### [Problem details]
Lines holding the string "true": copy each one from the listing below.

((

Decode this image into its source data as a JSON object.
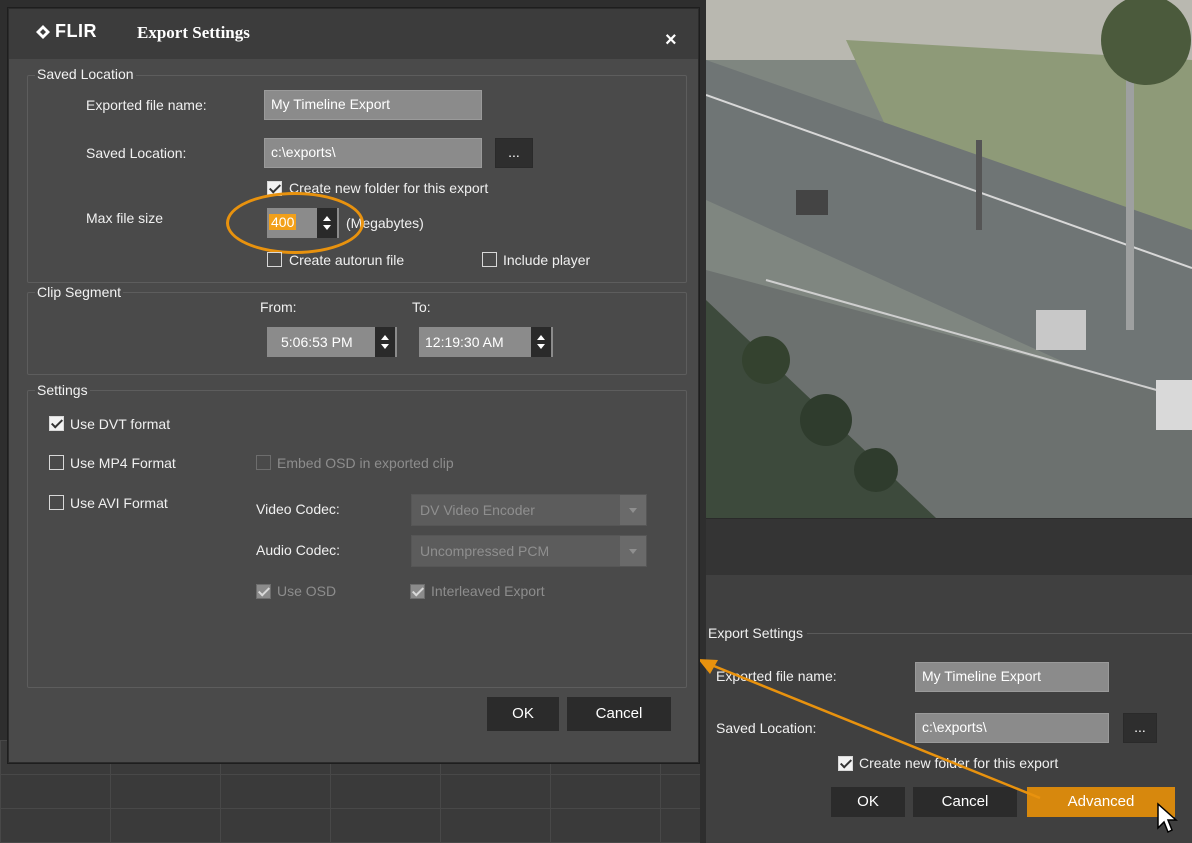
{
  "dialog": {
    "logo_text": "FLIR",
    "title": "Export Settings",
    "close_glyph": "×",
    "saved_location": {
      "legend": "Saved Location",
      "file_name_label": "Exported file name:",
      "file_name_value": "My Timeline Export",
      "location_label": "Saved Location:",
      "location_value": "c:\\exports\\",
      "browse_label": "...",
      "create_folder_label": "Create new folder for this export",
      "create_folder_checked": true,
      "max_size_label": "Max file size",
      "max_size_value": "400",
      "max_size_unit": "(Megabytes)",
      "autorun_label": "Create autorun file",
      "autorun_checked": false,
      "include_player_label": "Include player",
      "include_player_checked": false
    },
    "clip_segment": {
      "legend": "Clip Segment",
      "from_label": "From:",
      "from_value": "5:06:53 PM",
      "to_label": "To:",
      "to_value": "12:19:30 AM"
    },
    "settings": {
      "legend": "Settings",
      "dvt_label": "Use DVT format",
      "dvt_checked": true,
      "mp4_label": "Use MP4 Format",
      "mp4_checked": false,
      "avi_label": "Use AVI Format",
      "avi_checked": false,
      "embed_osd_label": "Embed OSD in exported clip",
      "video_codec_label": "Video Codec:",
      "video_codec_value": "DV Video Encoder",
      "audio_codec_label": "Audio Codec:",
      "audio_codec_value": "Uncompressed PCM",
      "use_osd_label": "Use OSD",
      "interleaved_label": "Interleaved Export"
    },
    "ok_label": "OK",
    "cancel_label": "Cancel"
  },
  "simple_panel": {
    "legend": "Export Settings",
    "file_name_label": "Exported file name:",
    "file_name_value": "My Timeline Export",
    "location_label": "Saved Location:",
    "location_value": "c:\\exports\\",
    "browse_label": "...",
    "create_folder_label": "Create new folder for this export",
    "create_folder_checked": true,
    "ok_label": "OK",
    "cancel_label": "Cancel",
    "advanced_label": "Advanced"
  },
  "annotation_color": "#e8920e",
  "accent_color": "#d7880d",
  "icons": [
    "flir-logo-icon",
    "close-icon",
    "checkbox-check-icon",
    "spinner-up-icon",
    "spinner-down-icon",
    "dropdown-arrow-icon",
    "mouse-cursor-icon",
    "annotation-arrow-icon"
  ]
}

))

### [Response area]
      "create_folder_checked": true,
      "dvt_checked": true,
    "create_folder_checked": true,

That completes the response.